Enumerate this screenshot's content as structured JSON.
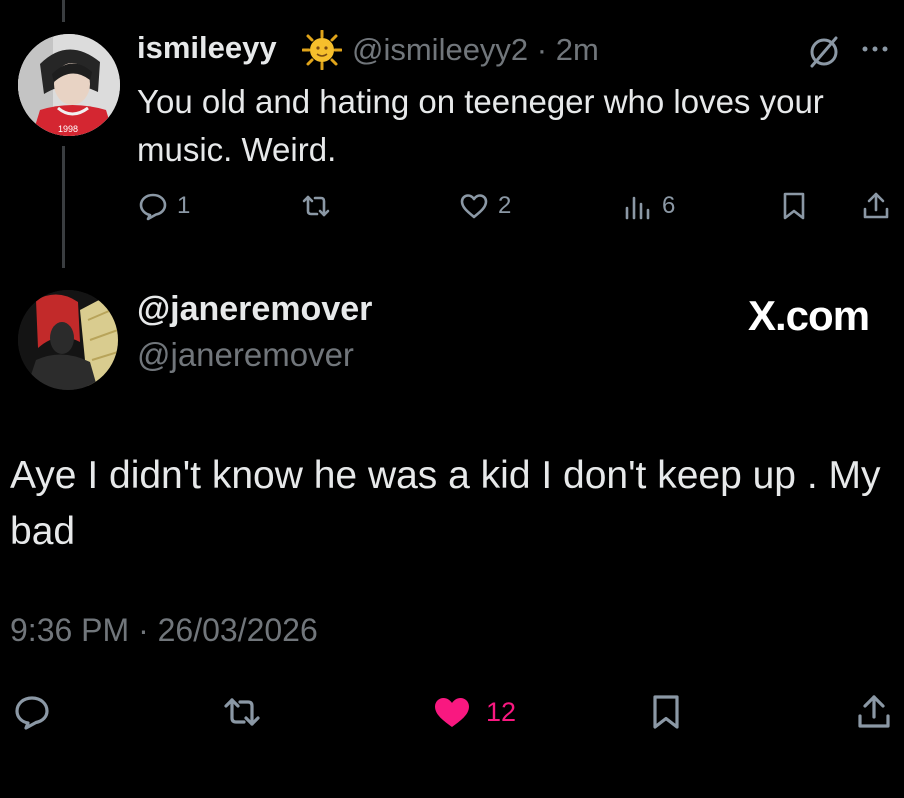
{
  "parent_tweet": {
    "display_name": "ismileeyy",
    "emoji": "sun-with-face",
    "handle_time": "@ismileeyy2 · 2m",
    "text": "You old and hating on teeneger who loves your music.  Weird.",
    "replies": "1",
    "likes": "2",
    "views": "6"
  },
  "main_tweet": {
    "display_name": "@janeremover",
    "handle": "@janeremover",
    "watermark": "X.com",
    "text": "Aye I didn't know he was a kid I don't keep up . My bad",
    "timestamp": "9:36 PM · 26/03/2026",
    "likes": "12"
  },
  "colors": {
    "background": "#000000",
    "text": "#e7e9ea",
    "secondary": "#71767b",
    "like_active": "#f91880"
  },
  "icons": [
    "reply-icon",
    "retweet-icon",
    "like-icon",
    "views-icon",
    "bookmark-icon",
    "share-icon",
    "more-icon",
    "slash-circle-icon"
  ]
}
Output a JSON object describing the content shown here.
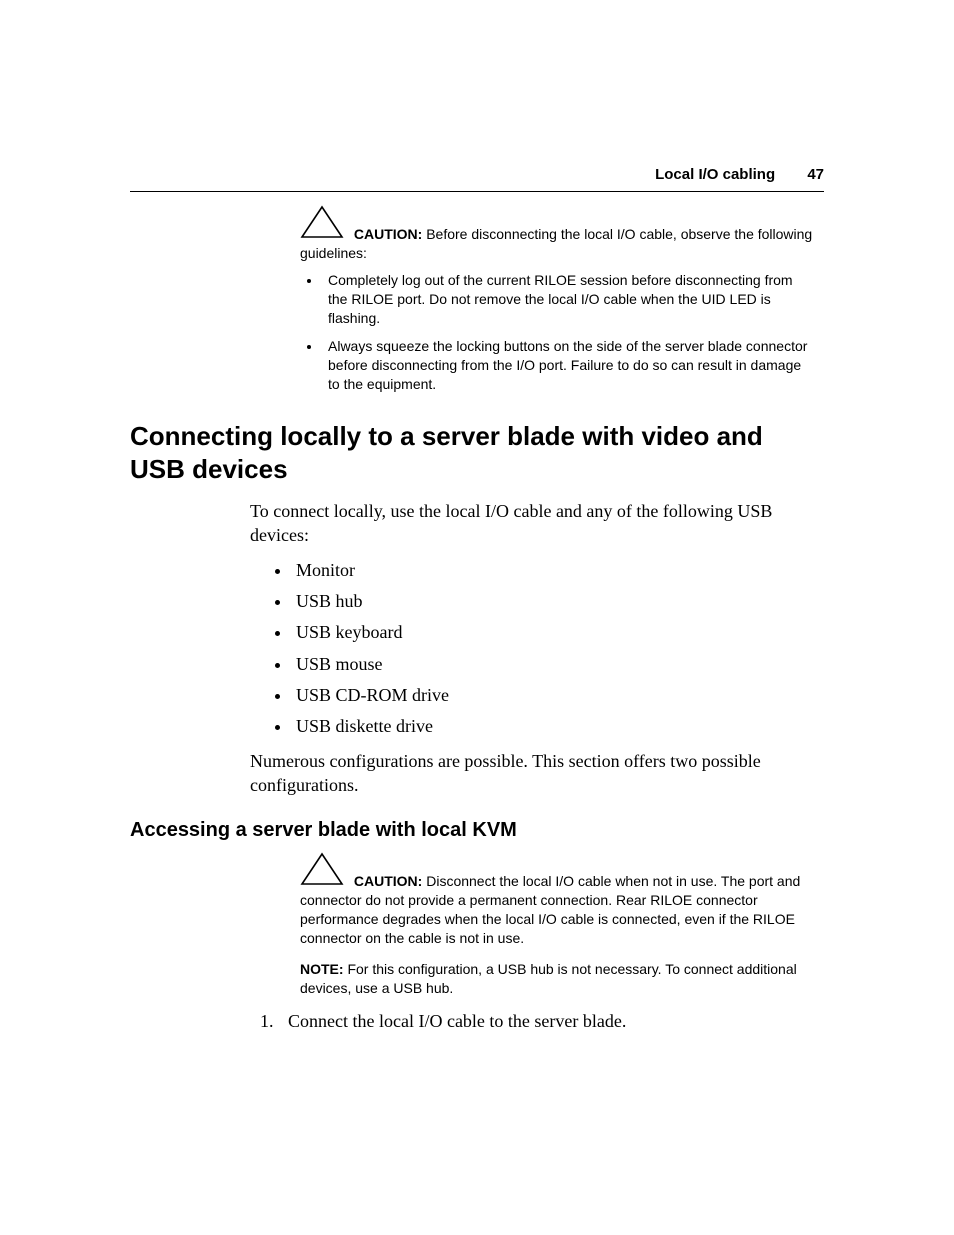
{
  "header": {
    "title": "Local I/O cabling",
    "page_number": "47"
  },
  "caution1": {
    "label": "CAUTION:",
    "text": "  Before disconnecting the local I/O cable, observe the following guidelines:",
    "items": [
      "Completely log out of the current RILOE session before disconnecting from the RILOE port. Do not remove the local I/O cable when the UID LED is flashing.",
      "Always squeeze the locking buttons on the side of the server blade connector before disconnecting from the I/O port. Failure to do so can result in damage to the equipment."
    ]
  },
  "h1": "Connecting locally to a server blade with video and USB devices",
  "intro": "To connect locally, use the local I/O cable and any of the following USB devices:",
  "device_list": [
    "Monitor",
    "USB hub",
    "USB keyboard",
    "USB mouse",
    "USB CD-ROM drive",
    "USB diskette drive"
  ],
  "intro2": "Numerous configurations are possible. This section offers two possible configurations.",
  "h2": "Accessing a server blade with local KVM",
  "caution2": {
    "label": "CAUTION:",
    "text": "  Disconnect the local I/O cable when not in use. The port and connector do not provide a permanent connection. Rear RILOE connector performance degrades when the local I/O cable is connected, even if the RILOE connector on the cable is not in use."
  },
  "note": {
    "label": "NOTE:",
    "text": "  For this configuration, a USB hub is not necessary. To connect additional devices, use a USB hub."
  },
  "steps": [
    "Connect the local I/O cable to the server blade."
  ]
}
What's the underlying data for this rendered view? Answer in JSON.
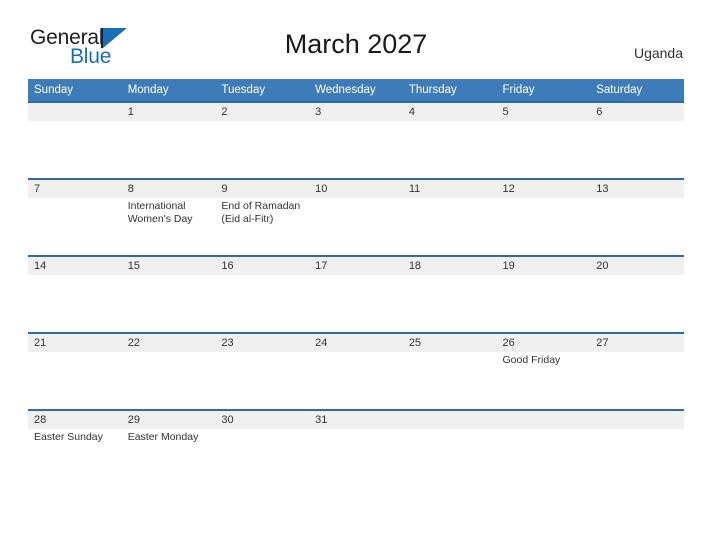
{
  "brand": {
    "word1": "General",
    "word2": "Blue",
    "accent_color": "#1670b8"
  },
  "header": {
    "title": "March 2027",
    "country": "Uganda"
  },
  "theme": {
    "header_blue": "#3d7cb8",
    "rule_blue": "#2e6ca4",
    "daynum_band": "#f0f0f0",
    "text": "#333333"
  },
  "calendar": {
    "month": "March",
    "year": "2027",
    "day_headers": [
      "Sunday",
      "Monday",
      "Tuesday",
      "Wednesday",
      "Thursday",
      "Friday",
      "Saturday"
    ],
    "weeks": [
      {
        "days": [
          {
            "num": "",
            "events": []
          },
          {
            "num": "1",
            "events": []
          },
          {
            "num": "2",
            "events": []
          },
          {
            "num": "3",
            "events": []
          },
          {
            "num": "4",
            "events": []
          },
          {
            "num": "5",
            "events": []
          },
          {
            "num": "6",
            "events": []
          }
        ]
      },
      {
        "days": [
          {
            "num": "7",
            "events": []
          },
          {
            "num": "8",
            "events": [
              "International",
              "Women's Day"
            ]
          },
          {
            "num": "9",
            "events": [
              "End of Ramadan",
              "(Eid al-Fitr)"
            ]
          },
          {
            "num": "10",
            "events": []
          },
          {
            "num": "11",
            "events": []
          },
          {
            "num": "12",
            "events": []
          },
          {
            "num": "13",
            "events": []
          }
        ]
      },
      {
        "days": [
          {
            "num": "14",
            "events": []
          },
          {
            "num": "15",
            "events": []
          },
          {
            "num": "16",
            "events": []
          },
          {
            "num": "17",
            "events": []
          },
          {
            "num": "18",
            "events": []
          },
          {
            "num": "19",
            "events": []
          },
          {
            "num": "20",
            "events": []
          }
        ]
      },
      {
        "days": [
          {
            "num": "21",
            "events": []
          },
          {
            "num": "22",
            "events": []
          },
          {
            "num": "23",
            "events": []
          },
          {
            "num": "24",
            "events": []
          },
          {
            "num": "25",
            "events": []
          },
          {
            "num": "26",
            "events": [
              "Good Friday"
            ]
          },
          {
            "num": "27",
            "events": []
          }
        ]
      },
      {
        "days": [
          {
            "num": "28",
            "events": [
              "Easter Sunday"
            ]
          },
          {
            "num": "29",
            "events": [
              "Easter Monday"
            ]
          },
          {
            "num": "30",
            "events": []
          },
          {
            "num": "31",
            "events": []
          },
          {
            "num": "",
            "events": []
          },
          {
            "num": "",
            "events": []
          },
          {
            "num": "",
            "events": []
          }
        ]
      }
    ]
  }
}
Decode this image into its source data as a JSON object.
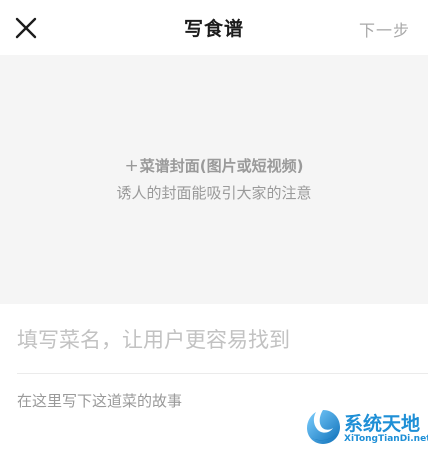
{
  "header": {
    "title": "写食谱",
    "next_label": "下一步"
  },
  "cover": {
    "plus": "+",
    "main_label": "菜谱封面(图片或短视频)",
    "sub_label": "诱人的封面能吸引大家的注意"
  },
  "form": {
    "name_placeholder": "填写菜名，让用户更容易找到",
    "story_placeholder": "在这里写下这道菜的故事"
  },
  "watermark": {
    "brand": "系统天地",
    "domain": "XiTongTianDi.net"
  },
  "colors": {
    "cover_bg": "#f5f5f5",
    "placeholder": "#c2c2c2",
    "watermark": "#1e8fd6"
  }
}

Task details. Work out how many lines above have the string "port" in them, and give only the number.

Finished exercise. 3